(the first equation comes from the fact that we can always choose a $$\beta_0$$ to make the error term 0, while the last 3 are from the exogeneity assumption, which in particular implies that $$\mathbb E[\varepsilon Z_k] = 0$$. Under the instrument relevance assumption that $$\mathbb E[\mathbf Z \mathbf X^T]$$ is full rank where $$\mathbf Z = (1, Z_1, Z_2, Z_3)^T$$ and $$\mathbf X = (1, X_1, X_2, X_3)^T$$ (note that this assumption is testable in the data), the above moments uniquely map into values of $$\beta_0,\beta_1,\beta_2,\beta_3$$. In other words, give me any dataset where $$\mathbb Z^T \mathbb X$$ (using the matrix notation typically found in econometrics texts) is invertible, and I can find a set of coefficients consistent that make the data consistent with the model. This is why, as the commenters above have said, you cannot do a Sargan type test on this data. The linear model itself has no empirical content, because you can force it to be true with any population by choosing the right parameters; we can only test models when there is some population that is not consistent with the model (note that clearly, there is a theoretical difference between cases when the $$\beta$$'s that end up being estimated represent some sort of causal parameter or just some sort of way of summarizing correlations; the above discussion, however, shows that there is no fully data driven way to distinguish between these cases, so some sort of assumption will always be necessary).
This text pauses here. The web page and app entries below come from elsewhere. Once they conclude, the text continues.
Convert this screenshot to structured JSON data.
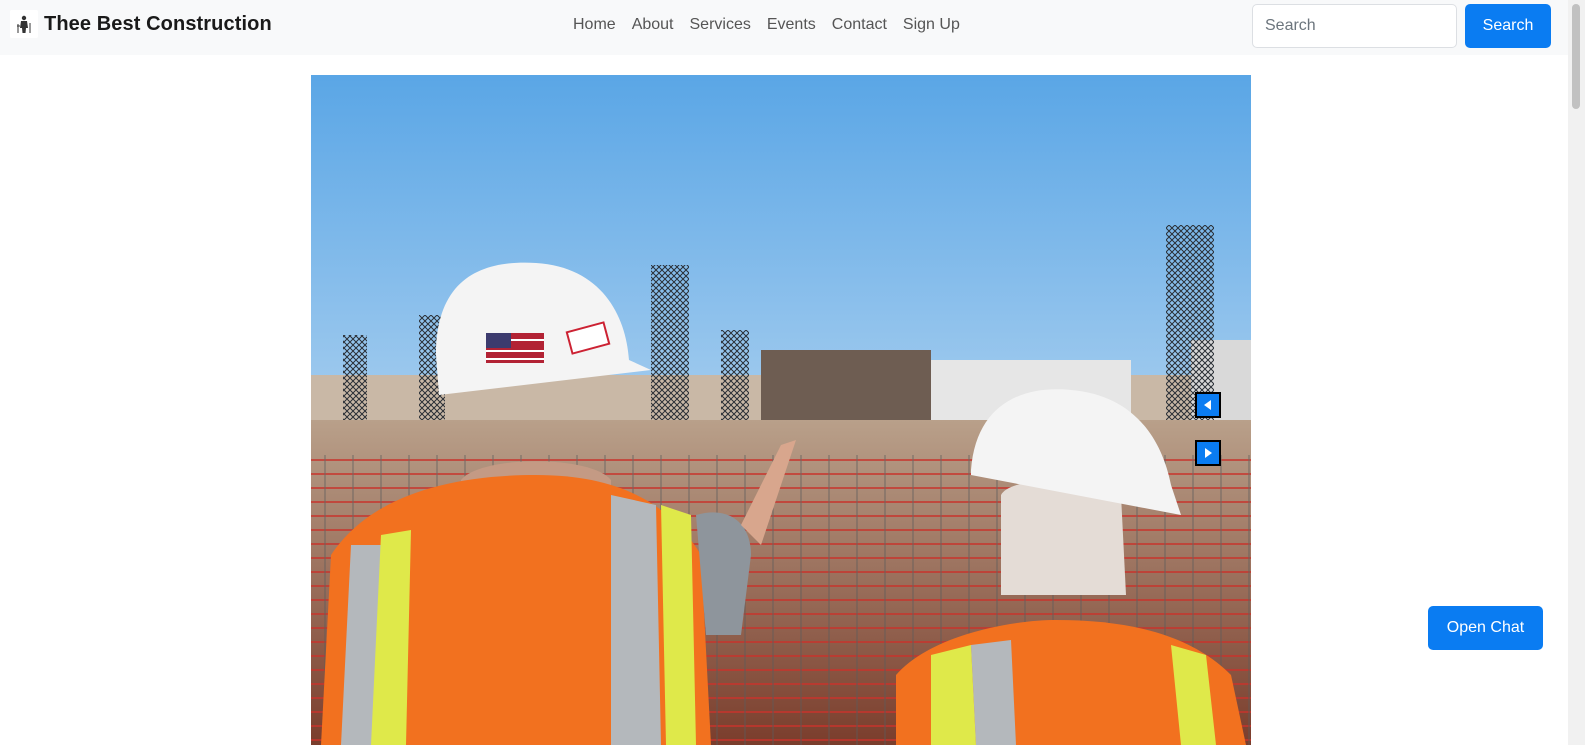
{
  "brand": {
    "name": "Thee Best Construction",
    "logo": "construction-worker-icon"
  },
  "nav": {
    "items": [
      "Home",
      "About",
      "Services",
      "Events",
      "Contact",
      "Sign Up"
    ]
  },
  "search": {
    "placeholder": "Search",
    "button_label": "Search"
  },
  "carousel": {
    "prev_icon": "triangle-left-icon",
    "next_icon": "triangle-right-icon"
  },
  "chat": {
    "button_label": "Open Chat"
  },
  "colors": {
    "primary": "#0a7cf2",
    "navbar_bg": "#f8f9fa",
    "nav_text": "#555555",
    "sky_top": "#5aa6e6",
    "vest_orange": "#f2711f"
  }
}
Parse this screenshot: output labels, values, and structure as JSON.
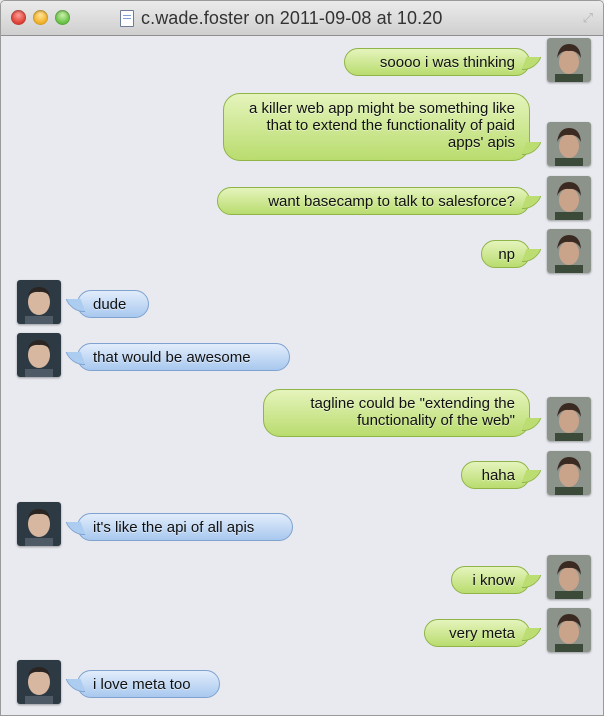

The Sargan test comes into play when you have more instruments than endogenous regressors. The reason why is because in that case, we will have that $$\mathbb E[Z X^T]$$ will be an $$m \times 4$$ matrix, which will not be fully invertible even if it is full rank. This means that some populations cannot possibly be represented by model (1). In this case, with enough data, we will be able to distinguish between datasets that are consistent with (1) and datasets that are not. Notice that even among the data that are consistent with (1), there are some data generating processes where the $$\beta$$s have a causal interpretation and others where a causal interpretation is inappropriate, so even when the Sargan test fails to reject the null, it is still possible that the underlying model isn't identifying what you're really interested in.

Finally, going back to your bolded question, notice that none of the above analysis of what IV tries to do depends directly on the specific relationship between $$Z$$ and $$X$$ except that this relationship is "full rank". A data generating process where $$Z_1$$ affects $$X_1$$ only or where $$Z_1$$ affects both $$X_1$$ and $$X_2$$ are equally valid IV models as long as $$Z_2, Z_3$$ induce enough variation in $$X_2,X_3$$. Note that it is possible to test whatever restriction you want to place on your first stage relationship (i.e. the relationship between $$X$$ and $$Z$$), but any such restrictions will not tell us anything meaningful of the structural equation (i.e. the relationship between $$Y$$ and $$X$$).

To summarize more conceptually, the Sargan test for linear IV is about testing the hypothesis: "If different combinations of instruments induce different variation in my endogenous regressors, then does this variation relate to the outcome in the same way?". Meanwhile, your question seems to be more "how many of/which of the regressors do my instruments affect". If you had more than 3 instruments, your question to some extent addresses the "if" part of the Sargan test, but the "then" part is what really determines whether the Sargan test returns a null result or not. When you only have 3 instruments, the if part of the Sargan test is vacuously false. There are no different combinations of instruments because all 3 instruments are needed to identify the model in the first place.

• Thank you. If I confirm only about the bold text, in short shall I assume your answer is "yes" in this case then? – Eric Jul 16 '19 at 7:09
• Yes, but with the caveat that multivariate IV like this is really hard to interpret in general. – stats_model Jul 16 '19 at 15:33